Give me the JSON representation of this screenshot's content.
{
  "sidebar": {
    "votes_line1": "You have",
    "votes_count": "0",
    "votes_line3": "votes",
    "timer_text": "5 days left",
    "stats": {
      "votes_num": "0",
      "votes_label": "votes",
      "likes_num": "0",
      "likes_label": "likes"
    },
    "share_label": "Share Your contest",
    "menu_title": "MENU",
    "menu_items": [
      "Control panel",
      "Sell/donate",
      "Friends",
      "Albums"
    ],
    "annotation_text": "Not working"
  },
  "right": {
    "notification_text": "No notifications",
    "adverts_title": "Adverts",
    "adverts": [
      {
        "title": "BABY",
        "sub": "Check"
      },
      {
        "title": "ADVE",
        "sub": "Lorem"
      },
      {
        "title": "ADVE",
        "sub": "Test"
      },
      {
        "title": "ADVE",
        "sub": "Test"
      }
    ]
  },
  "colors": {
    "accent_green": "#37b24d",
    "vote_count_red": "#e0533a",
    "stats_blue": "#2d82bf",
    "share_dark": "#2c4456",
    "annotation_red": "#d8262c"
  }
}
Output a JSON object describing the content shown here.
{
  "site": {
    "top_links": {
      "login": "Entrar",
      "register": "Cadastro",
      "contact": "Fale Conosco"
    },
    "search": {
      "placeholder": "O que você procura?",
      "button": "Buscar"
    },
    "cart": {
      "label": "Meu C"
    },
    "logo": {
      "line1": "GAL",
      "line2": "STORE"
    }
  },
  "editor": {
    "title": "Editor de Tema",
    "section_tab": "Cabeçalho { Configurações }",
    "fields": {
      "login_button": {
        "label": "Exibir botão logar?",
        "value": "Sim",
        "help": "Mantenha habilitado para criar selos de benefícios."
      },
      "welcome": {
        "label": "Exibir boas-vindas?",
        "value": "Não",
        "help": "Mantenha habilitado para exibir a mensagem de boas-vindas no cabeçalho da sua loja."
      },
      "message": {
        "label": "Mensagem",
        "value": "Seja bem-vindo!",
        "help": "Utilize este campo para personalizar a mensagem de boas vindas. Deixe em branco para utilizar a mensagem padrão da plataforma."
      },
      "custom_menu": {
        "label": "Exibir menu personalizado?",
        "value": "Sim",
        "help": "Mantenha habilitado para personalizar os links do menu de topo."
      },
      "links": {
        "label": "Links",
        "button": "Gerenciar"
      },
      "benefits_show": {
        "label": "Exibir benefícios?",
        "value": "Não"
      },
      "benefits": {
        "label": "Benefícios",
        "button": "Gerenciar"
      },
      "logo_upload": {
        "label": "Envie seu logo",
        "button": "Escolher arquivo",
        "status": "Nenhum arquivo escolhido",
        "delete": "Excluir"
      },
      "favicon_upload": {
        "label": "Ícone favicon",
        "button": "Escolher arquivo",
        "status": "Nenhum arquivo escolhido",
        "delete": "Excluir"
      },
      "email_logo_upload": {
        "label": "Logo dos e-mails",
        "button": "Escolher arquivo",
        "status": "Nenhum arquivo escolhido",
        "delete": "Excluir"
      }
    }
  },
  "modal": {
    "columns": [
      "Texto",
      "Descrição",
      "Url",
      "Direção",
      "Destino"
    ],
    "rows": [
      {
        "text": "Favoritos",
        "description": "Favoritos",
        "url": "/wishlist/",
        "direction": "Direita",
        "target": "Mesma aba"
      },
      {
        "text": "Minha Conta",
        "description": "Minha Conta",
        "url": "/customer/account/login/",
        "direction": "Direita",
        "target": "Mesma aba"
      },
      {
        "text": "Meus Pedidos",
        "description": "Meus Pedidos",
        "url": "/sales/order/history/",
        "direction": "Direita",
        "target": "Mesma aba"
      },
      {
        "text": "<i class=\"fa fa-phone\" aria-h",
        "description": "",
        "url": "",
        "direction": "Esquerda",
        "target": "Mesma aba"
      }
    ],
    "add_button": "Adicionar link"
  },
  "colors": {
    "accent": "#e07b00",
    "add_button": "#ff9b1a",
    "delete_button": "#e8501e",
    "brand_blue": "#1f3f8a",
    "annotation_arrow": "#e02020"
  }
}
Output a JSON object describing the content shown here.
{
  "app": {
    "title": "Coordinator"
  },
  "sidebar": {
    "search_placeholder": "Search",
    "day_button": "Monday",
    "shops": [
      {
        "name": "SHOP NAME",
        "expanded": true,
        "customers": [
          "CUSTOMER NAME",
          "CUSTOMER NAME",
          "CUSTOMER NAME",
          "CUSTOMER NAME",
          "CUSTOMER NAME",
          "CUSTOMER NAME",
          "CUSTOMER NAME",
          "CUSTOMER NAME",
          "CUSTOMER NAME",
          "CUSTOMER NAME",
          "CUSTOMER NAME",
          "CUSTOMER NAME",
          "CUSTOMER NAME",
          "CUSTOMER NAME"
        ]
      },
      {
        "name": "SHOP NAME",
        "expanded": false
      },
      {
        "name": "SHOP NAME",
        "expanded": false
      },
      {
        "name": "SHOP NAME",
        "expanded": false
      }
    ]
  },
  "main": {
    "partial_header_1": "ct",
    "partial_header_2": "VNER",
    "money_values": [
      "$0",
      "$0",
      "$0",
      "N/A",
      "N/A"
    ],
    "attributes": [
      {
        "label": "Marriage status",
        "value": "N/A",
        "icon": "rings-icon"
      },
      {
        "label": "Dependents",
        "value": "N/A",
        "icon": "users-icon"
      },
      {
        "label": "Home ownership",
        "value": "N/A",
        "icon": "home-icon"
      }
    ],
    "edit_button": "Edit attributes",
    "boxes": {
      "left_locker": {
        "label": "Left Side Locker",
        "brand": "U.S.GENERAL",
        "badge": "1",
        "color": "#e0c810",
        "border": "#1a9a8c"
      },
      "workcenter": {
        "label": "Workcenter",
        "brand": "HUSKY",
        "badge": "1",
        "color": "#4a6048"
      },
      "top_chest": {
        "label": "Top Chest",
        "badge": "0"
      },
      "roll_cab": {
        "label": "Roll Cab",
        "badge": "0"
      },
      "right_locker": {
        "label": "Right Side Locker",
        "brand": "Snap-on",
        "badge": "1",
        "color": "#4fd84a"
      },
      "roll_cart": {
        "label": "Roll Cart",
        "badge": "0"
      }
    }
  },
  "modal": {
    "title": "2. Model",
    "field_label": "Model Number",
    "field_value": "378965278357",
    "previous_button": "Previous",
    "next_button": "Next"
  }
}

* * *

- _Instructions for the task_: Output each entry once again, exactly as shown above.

- _Output of the exercise_:
Give me the JSON representation of this screenshot's content.
{
  "sidebar": {
    "votes_line1": "You have",
    "votes_count": "0",
    "votes_line3": "votes",
    "timer_text": "5 days left",
    "stats": {
      "votes_num": "0",
      "votes_label": "votes",
      "likes_num": "0",
      "likes_label": "likes"
    },
    "share_label": "Share Your contest",
    "menu_title": "MENU",
    "menu_items": [
      "Control panel",
      "Sell/donate",
      "Friends",
      "Albums"
    ],
    "annotation_text": "Not working"
  },
  "right": {
    "notification_text": "No notifications",
    "adverts_title": "Adverts",
    "adverts": [
      {
        "title": "BABY",
        "sub": "Check"
      },
      {
        "title": "ADVE",
        "sub": "Lorem"
      },
      {
        "title": "ADVE",
        "sub": "Test"
      },
      {
        "title": "ADVE",
        "sub": "Test"
      }
    ]
  },
  "colors": {
    "accent_green": "#37b24d",
    "vote_count_red": "#e0533a",
    "stats_blue": "#2d82bf",
    "share_dark": "#2c4456",
    "annotation_red": "#d8262c"
  }
}
Output a JSON object describing the content shown here.
{
  "site": {
    "top_links": {
      "login": "Entrar",
      "register": "Cadastro",
      "contact": "Fale Conosco"
    },
    "search": {
      "placeholder": "O que você procura?",
      "button": "Buscar"
    },
    "cart": {
      "label": "Meu C"
    },
    "logo": {
      "line1": "GAL",
      "line2": "STORE"
    }
  },
  "editor": {
    "title": "Editor de Tema",
    "section_tab": "Cabeçalho { Configurações }",
    "fields": {
      "login_button": {
        "label": "Exibir botão logar?",
        "value": "Sim",
        "help": "Mantenha habilitado para criar selos de benefícios."
      },
      "welcome": {
        "label": "Exibir boas-vindas?",
        "value": "Não",
        "help": "Mantenha habilitado para exibir a mensagem de boas-vindas no cabeçalho da sua loja."
      },
      "message": {
        "label": "Mensagem",
        "value": "Seja bem-vindo!",
        "help": "Utilize este campo para personalizar a mensagem de boas vindas. Deixe em branco para utilizar a mensagem padrão da plataforma."
      },
      "custom_menu": {
        "label": "Exibir menu personalizado?",
        "value": "Sim",
        "help": "Mantenha habilitado para personalizar os links do menu de topo."
      },
      "links": {
        "label": "Links",
        "button": "Gerenciar"
      },
      "benefits_show": {
        "label": "Exibir benefícios?",
        "value": "Não"
      },
      "benefits": {
        "label": "Benefícios",
        "button": "Gerenciar"
      },
      "logo_upload": {
        "label": "Envie seu logo",
        "button": "Escolher arquivo",
        "status": "Nenhum arquivo escolhido",
        "delete": "Excluir"
      },
      "favicon_upload": {
        "label": "Ícone favicon",
        "button": "Escolher arquivo",
        "status": "Nenhum arquivo escolhido",
        "delete": "Excluir"
      },
      "email_logo_upload": {
        "label": "Logo dos e-mails",
        "button": "Escolher arquivo",
        "status": "Nenhum arquivo escolhido",
        "delete": "Excluir"
      }
    }
  },
  "modal": {
    "columns": [
      "Texto",
      "Descrição",
      "Url",
      "Direção",
      "Destino"
    ],
    "rows": [
      {
        "text": "Favoritos",
        "description": "Favoritos",
        "url": "/wishlist/",
        "direction": "Direita",
        "target": "Mesma aba"
      },
      {
        "text": "Minha Conta",
        "description": "Minha Conta",
        "url": "/customer/account/login/",
        "direction": "Direita",
        "target": "Mesma aba"
      },
      {
        "text": "Meus Pedidos",
        "description": "Meus Pedidos",
        "url": "/sales/order/history/",
        "direction": "Direita",
        "target": "Mesma aba"
      },
      {
        "text": "<i class=\"fa fa-phone\" aria-h",
        "description": "",
        "url": "",
        "direction": "Esquerda",
        "target": "Mesma aba"
      }
    ],
    "add_button": "Adicionar link"
  },
  "colors": {
    "accent": "#e07b00",
    "add_button": "#ff9b1a",
    "delete_button": "#e8501e",
    "brand_blue": "#1f3f8a",
    "annotation_arrow": "#e02020"
  }
}
Output a JSON object describing the content shown here.
{
  "app": {
    "title": "Coordinator"
  },
  "sidebar": {
    "search_placeholder": "Search",
    "day_button": "Monday",
    "shops": [
      {
        "name": "SHOP NAME",
        "expanded": true,
        "customers": [
          "CUSTOMER NAME",
          "CUSTOMER NAME",
          "CUSTOMER NAME",
          "CUSTOMER NAME",
          "CUSTOMER NAME",
          "CUSTOMER NAME",
          "CUSTOMER NAME",
          "CUSTOMER NAME",
          "CUSTOMER NAME",
          "CUSTOMER NAME",
          "CUSTOMER NAME",
          "CUSTOMER NAME",
          "CUSTOMER NAME",
          "CUSTOMER NAME"
        ]
      },
      {
        "name": "SHOP NAME",
        "expanded": false
      },
      {
        "name": "SHOP NAME",
        "expanded": false
      },
      {
        "name": "SHOP NAME",
        "expanded": false
      }
    ]
  },
  "main": {
    "partial_header_1": "ct",
    "partial_header_2": "VNER",
    "money_values": [
      "$0",
      "$0",
      "$0",
      "N/A",
      "N/A"
    ],
    "attributes": [
      {
        "label": "Marriage status",
        "value": "N/A",
        "icon": "rings-icon"
      },
      {
        "label": "Dependents",
        "value": "N/A",
        "icon": "users-icon"
      },
      {
        "label": "Home ownership",
        "value": "N/A",
        "icon": "home-icon"
      }
    ],
    "edit_button": "Edit attributes",
    "boxes": {
      "left_locker": {
        "label": "Left Side Locker",
        "brand": "U.S.GENERAL",
        "badge": "1",
        "color": "#e0c810",
        "border": "#1a9a8c"
      },
      "workcenter": {
        "label": "Workcenter",
        "brand": "HUSKY",
        "badge": "1",
        "color": "#4a6048"
      },
      "top_chest": {
        "label": "Top Chest",
        "badge": "0"
      },
      "roll_cab": {
        "label": "Roll Cab",
        "badge": "0"
      },
      "right_locker": {
        "label": "Right Side Locker",
        "brand": "Snap-on",
        "badge": "1",
        "color": "#4fd84a"
      },
      "roll_cart": {
        "label": "Roll Cart",
        "badge": "0"
      }
    }
  },
  "modal": {
    "title": "2. Model",
    "field_label": "Model Number",
    "field_value": "378965278357",
    "previous_button": "Previous",
    "next_button": "Next"
  }
}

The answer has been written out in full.